Being the perfectionist creates a tendency to be his or her own worst critic. They may have problems working in a group because the other members may not be as committed and diligent as the INFP. In other situations, giving it more than their best shot is admirable, but here, they may appear to be control happy. Combating these negatives is one of balancing their high ideals with the rigors of every day living. It is important to resolve this dichotomy for their peace of mind and happiness. They’re bent on giving back in hands-on situations rather than in a more concrete logical way. This type of attribute also makes them more comfortable writing about their feelings than telling someone how much they care. Because they write so well, they may be drawn to this creative outlet as a career, or consider counseling, teaching or social services, as a fit.

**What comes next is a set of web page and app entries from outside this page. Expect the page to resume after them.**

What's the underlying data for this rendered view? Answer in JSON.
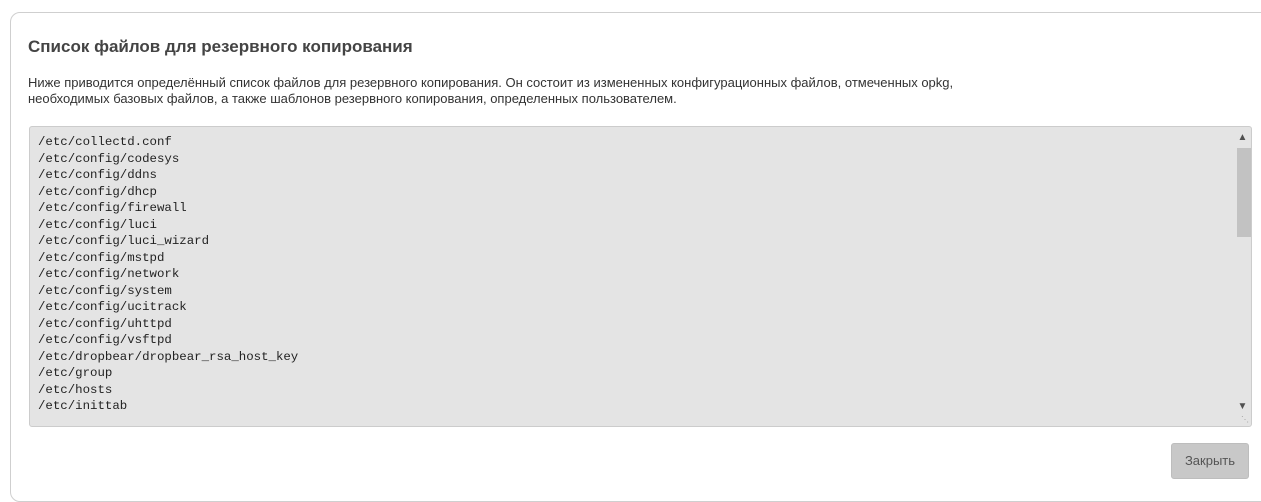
{
  "dialog": {
    "title": "Список файлов для резервного копирования",
    "description_line1": "Ниже приводится определённый список файлов для резервного копирования. Он состоит из измененных конфигурационных файлов, отмеченных opkg,",
    "description_line2": "необходимых базовых файлов, а также шаблонов резервного копирования, определенных пользователем.",
    "files": [
      "/etc/collectd.conf",
      "/etc/config/codesys",
      "/etc/config/ddns",
      "/etc/config/dhcp",
      "/etc/config/firewall",
      "/etc/config/luci",
      "/etc/config/luci_wizard",
      "/etc/config/mstpd",
      "/etc/config/network",
      "/etc/config/system",
      "/etc/config/ucitrack",
      "/etc/config/uhttpd",
      "/etc/config/vsftpd",
      "/etc/dropbear/dropbear_rsa_host_key",
      "/etc/group",
      "/etc/hosts",
      "/etc/inittab"
    ],
    "close_label": "Закрыть"
  },
  "icons": {
    "scroll_up": "chevron-up-icon",
    "scroll_down": "chevron-down-icon",
    "resize": "resize-grip-icon"
  },
  "colors": {
    "list_background": "#e4e4e4",
    "button_background": "#c8c8c8",
    "title_text": "#444444"
  }
}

“You didn’t hear a word I said”, that’s not something anyone will ever say to an INFP. They listen intently, believing it’s the thoughtful thing to do. This act of caring puts people at ease and makes the INFP a trusted friend and confidante. Although it’s not always easy for them to express their feelings, they are genuinely concerned, warm and understanding. He or she tries to avoid conflicts but when it’s a necessity, they come from a feeling perspective, rather than placing blame. This is all well and good, but the INFP needs to be aware that sometimes this stance makes them appear to be too emotional and rather irrational.
They have everything it takes to accomplish great things and to become better and better with each passing day.